This Day in History: 1917-03-20

LT Frank McNamara landed behind enemy lines to rescue a fellow pilot on 20 March 1917, in an action for which he was awarded the Victoria Cross. Born in Rushworth, Victoria, 1894 Frank Hubert McNamara was educated at Shepparton High School and then the Teachers Training College, Melbourne, before becoming a teacher. Having joined the cadets at school, McNamara was commissioned in the militia in 1913 and mobilized at the start of World War 1. After serving in local garrisons during late 1914 and early 1915, he was accepted into pilot training at Point Cook and graduated as a pilot in October 1915. He was then posted to No 1 Squadron after completing some flying and further training in England. On 20 March 1917 McNamara was flying one of four Martinsyde aircraft in a bombing mission against Turkish positions in preparations for an allied offensive in Gaza. After dropping three bombs and then being injured by a fourth bomb pre-detonating in his cockpit, McNamara noticed fellow No 1 Squadron airmen CAPT Rutherford on the ground beside his crashed BE2 aircraft. Despite Turkish cavalry rapidly approaching Rutherford’s position, McNamara el ected to rescue his trapped colleague. McNamara landed near the crashed aircraft and Rutherford jumped onto the wing of McNamara’s single seat aircraft and McNamara tried to take off. The aircraft then crashed and the two airmen went back to Rutherford’s aircraft, repaired the fault while providing covering fire against the advancing Turks and then took off successfully. In severe pain and close to blacking out due to loss of blood from his wounds, McNamara managed to fly the aircraft 70 miles back to base. Lt McNamara was awarded the Victoria Cross for his courageous actions on the day; the first ever Australian Airmen, and only Australian airmen of World War 1, to receive the honour. He is one of only four Australian airmen to have ever been awarded the Victoria Cross over the last 100 years.

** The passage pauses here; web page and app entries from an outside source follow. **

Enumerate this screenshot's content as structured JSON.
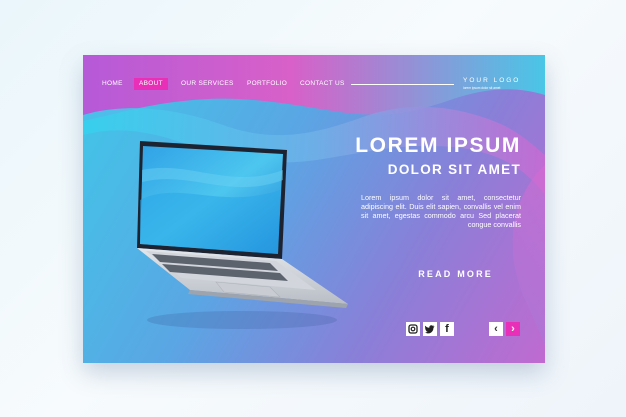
{
  "colors": {
    "accent": "#e92fb7",
    "gradient_cyan": "#3fc8e8",
    "gradient_purple": "#c06ad0",
    "text": "#ffffff"
  },
  "nav": {
    "items": [
      {
        "label": "HOME",
        "active": false
      },
      {
        "label": "ABOUT",
        "active": true
      },
      {
        "label": "OUR SERVICES",
        "active": false
      },
      {
        "label": "PORTFOLIO",
        "active": false
      },
      {
        "label": "CONTACT US",
        "active": false
      }
    ]
  },
  "logo": {
    "title": "YOUR LOGO",
    "tagline": "lorem ipsum dolor sit amet"
  },
  "hero": {
    "title": "LOREM IPSUM",
    "subtitle": "DOLOR SIT AMET",
    "body": "Lorem ipsum dolor sit amet, consectetur adipiscing elit. Duis elit sapien, convallis vel enim sit amet, egestas commodo arcu Sed placerat congue convallis",
    "cta": "READ MORE"
  },
  "social": {
    "icons": [
      "instagram-icon",
      "twitter-icon",
      "facebook-icon"
    ],
    "facebook_glyph": "f"
  },
  "pager": {
    "prev": "‹",
    "next": "›"
  }
}
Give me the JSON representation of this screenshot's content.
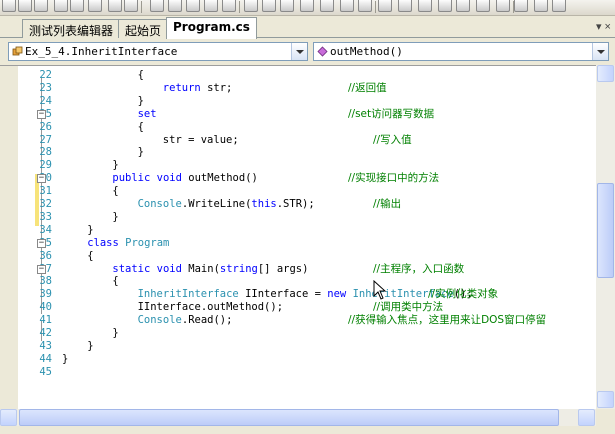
{
  "tabs": [
    {
      "label": "测试列表编辑器",
      "active": false
    },
    {
      "label": "起始页",
      "active": false
    },
    {
      "label": "Program.cs",
      "active": true
    }
  ],
  "tab_close": "▾ ×",
  "nav": {
    "class_combo": "Ex_5_4.InheritInterface",
    "member_combo": "outMethod()"
  },
  "code_lines": [
    {
      "n": "22",
      "indent": 12,
      "text": "{",
      "comment": "",
      "ccol": 0
    },
    {
      "n": "23",
      "indent": 16,
      "text": "return str;",
      "comment": "//返回值",
      "ccol": 330
    },
    {
      "n": "24",
      "indent": 12,
      "text": "}",
      "comment": "",
      "ccol": 0
    },
    {
      "n": "25",
      "indent": 12,
      "text": "set",
      "comment": "//set访问器写数据",
      "ccol": 330
    },
    {
      "n": "26",
      "indent": 12,
      "text": "{",
      "comment": "",
      "ccol": 0
    },
    {
      "n": "27",
      "indent": 16,
      "text": "str = value;",
      "comment": "//写入值",
      "ccol": 355
    },
    {
      "n": "28",
      "indent": 12,
      "text": "}",
      "comment": "",
      "ccol": 0
    },
    {
      "n": "29",
      "indent": 8,
      "text": "}",
      "comment": "",
      "ccol": 0
    },
    {
      "n": "30",
      "indent": 8,
      "text": "public void outMethod()",
      "comment": "//实现接口中的方法",
      "ccol": 330
    },
    {
      "n": "31",
      "indent": 8,
      "text": "{",
      "comment": "",
      "ccol": 0
    },
    {
      "n": "32",
      "indent": 12,
      "text": "Console.WriteLine(this.STR);",
      "comment": "//输出",
      "ccol": 355
    },
    {
      "n": "33",
      "indent": 8,
      "text": "}",
      "comment": "",
      "ccol": 0
    },
    {
      "n": "34",
      "indent": 4,
      "text": "}",
      "comment": "",
      "ccol": 0
    },
    {
      "n": "35",
      "indent": 4,
      "text": "class Program",
      "comment": "",
      "ccol": 0
    },
    {
      "n": "36",
      "indent": 4,
      "text": "{",
      "comment": "",
      "ccol": 0
    },
    {
      "n": "37",
      "indent": 8,
      "text": "static void Main(string[] args)",
      "comment": "//主程序，入口函数",
      "ccol": 355
    },
    {
      "n": "38",
      "indent": 8,
      "text": "{",
      "comment": "",
      "ccol": 0
    },
    {
      "n": "39",
      "indent": 12,
      "text": "InheritInterface IInterface = new InheritInterface();",
      "comment": "//实例化类对象",
      "ccol": 410
    },
    {
      "n": "40",
      "indent": 12,
      "text": "IInterface.outMethod();",
      "comment": "//调用类中方法",
      "ccol": 355
    },
    {
      "n": "41",
      "indent": 12,
      "text": "Console.Read();",
      "comment": "//获得输入焦点，这里用来让DOS窗口停留",
      "ccol": 330
    },
    {
      "n": "42",
      "indent": 8,
      "text": "}",
      "comment": "",
      "ccol": 0
    },
    {
      "n": "43",
      "indent": 4,
      "text": "}",
      "comment": "",
      "ccol": 0
    },
    {
      "n": "44",
      "indent": 0,
      "text": "}",
      "comment": "",
      "ccol": 0
    },
    {
      "n": "45",
      "indent": 0,
      "text": "",
      "comment": "",
      "ccol": 0
    }
  ],
  "colors": {
    "keyword": "#0000ff",
    "type": "#2b91af",
    "comment": "#008000",
    "line_number": "#2b91af"
  },
  "icons": {
    "class_combo_icon": "class-icon",
    "member_combo_icon": "method-icon"
  }
}
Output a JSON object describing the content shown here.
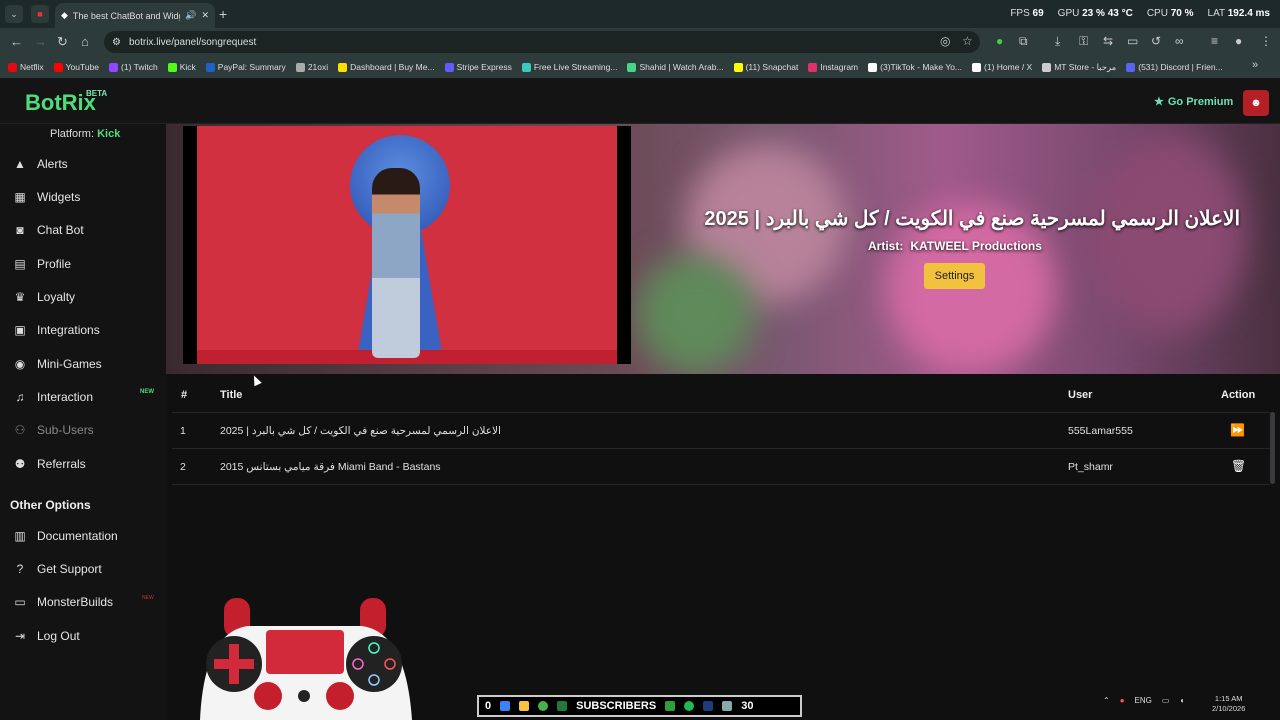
{
  "browser": {
    "tab_title": "The best ChatBot and Widg",
    "url": "botrix.live/panel/songrequest",
    "hud": {
      "fps_label": "FPS",
      "fps": "69",
      "gpu_label": "GPU",
      "gpu": "23 % 43 °C",
      "cpu_label": "CPU",
      "cpu": "70 %",
      "lat_label": "LAT",
      "lat": "192.4 ms"
    },
    "bookmarks": [
      {
        "label": "Netflix",
        "color": "#e50914"
      },
      {
        "label": "YouTube",
        "color": "#ff0000"
      },
      {
        "label": "(1) Twitch",
        "color": "#9146ff"
      },
      {
        "label": "Kick",
        "color": "#53fc18"
      },
      {
        "label": "PayPal: Summary",
        "color": "#1e63c4"
      },
      {
        "label": "21oxi",
        "color": "#aaaaaa"
      },
      {
        "label": "Dashboard | Buy Me...",
        "color": "#ffdd00"
      },
      {
        "label": "Stripe Express",
        "color": "#635bff"
      },
      {
        "label": "Free Live Streaming...",
        "color": "#3ec6c0"
      },
      {
        "label": "Shahid | Watch Arab...",
        "color": "#4ad38a"
      },
      {
        "label": "(11) Snapchat",
        "color": "#fffc00"
      },
      {
        "label": "Instagram",
        "color": "#e1306c"
      },
      {
        "label": "(3)TikTok - Make Yo...",
        "color": "#ffffff"
      },
      {
        "label": "(1) Home / X",
        "color": "#ffffff"
      },
      {
        "label": "MT Store - مرحبا",
        "color": "#cccccc"
      },
      {
        "label": "(531) Discord | Frien...",
        "color": "#5865f2"
      }
    ]
  },
  "header": {
    "logo": "BotRix",
    "beta": "BETA",
    "premium": "Go Premium"
  },
  "sidebar": {
    "platform_label": "Platform:",
    "platform_value": "Kick",
    "items": [
      {
        "label": "Alerts",
        "icon": "warning-icon"
      },
      {
        "label": "Widgets",
        "icon": "grid-icon"
      },
      {
        "label": "Chat Bot",
        "icon": "robot-icon"
      },
      {
        "label": "Profile",
        "icon": "id-card-icon"
      },
      {
        "label": "Loyalty",
        "icon": "trophy-icon"
      },
      {
        "label": "Integrations",
        "icon": "chat-icon"
      },
      {
        "label": "Mini-Games",
        "icon": "gamepad-icon"
      },
      {
        "label": "Interaction",
        "icon": "music-icon"
      },
      {
        "label": "Sub-Users",
        "icon": "users-icon"
      },
      {
        "label": "Referrals",
        "icon": "user-group-icon"
      }
    ],
    "new_badge": "NEW",
    "other_heading": "Other Options",
    "other_items": [
      {
        "label": "Documentation",
        "icon": "book-icon"
      },
      {
        "label": "Get Support",
        "icon": "question-icon"
      },
      {
        "label": "MonsterBuilds",
        "icon": "laptop-icon"
      },
      {
        "label": "Log Out",
        "icon": "logout-icon"
      }
    ]
  },
  "now_playing": {
    "title": "الاعلان الرسمي لمسرحية صنع في الكويت / كل شي بالبرد | 2025",
    "artist_label": "Artist:",
    "artist": "KATWEEL Productions",
    "settings_label": "Settings"
  },
  "queue": {
    "headers": {
      "num": "#",
      "title": "Title",
      "user": "User",
      "action": "Action"
    },
    "rows": [
      {
        "num": "1",
        "title": "الاعلان الرسمي لمسرحية صنع في الكويت / كل شي بالبرد | 2025",
        "user": "555Lamar555",
        "action": "skip-icon"
      },
      {
        "num": "2",
        "title": "فرقة ميامي بستانس 2015 Miami Band - Bastans",
        "user": "Pt_shamr",
        "action": "trash-icon"
      }
    ]
  },
  "overlay": {
    "subs_left": "0",
    "subs_label": "SUBSCRIBERS",
    "subs_right": "30"
  },
  "taskbar": {
    "lang": "ENG",
    "time": "1:15 AM",
    "date": "2/10/2026"
  }
}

Although forced to leave the AFC in 1918, McNamara joined the RAAF in the 1920’s and rose to the rank of Air Vice Marshal serving all of his time in World War 2 overseas and never returning to Australia. Source: AWM; AFA SA Division

Lt Frank McNamara at Point Cook in 1916.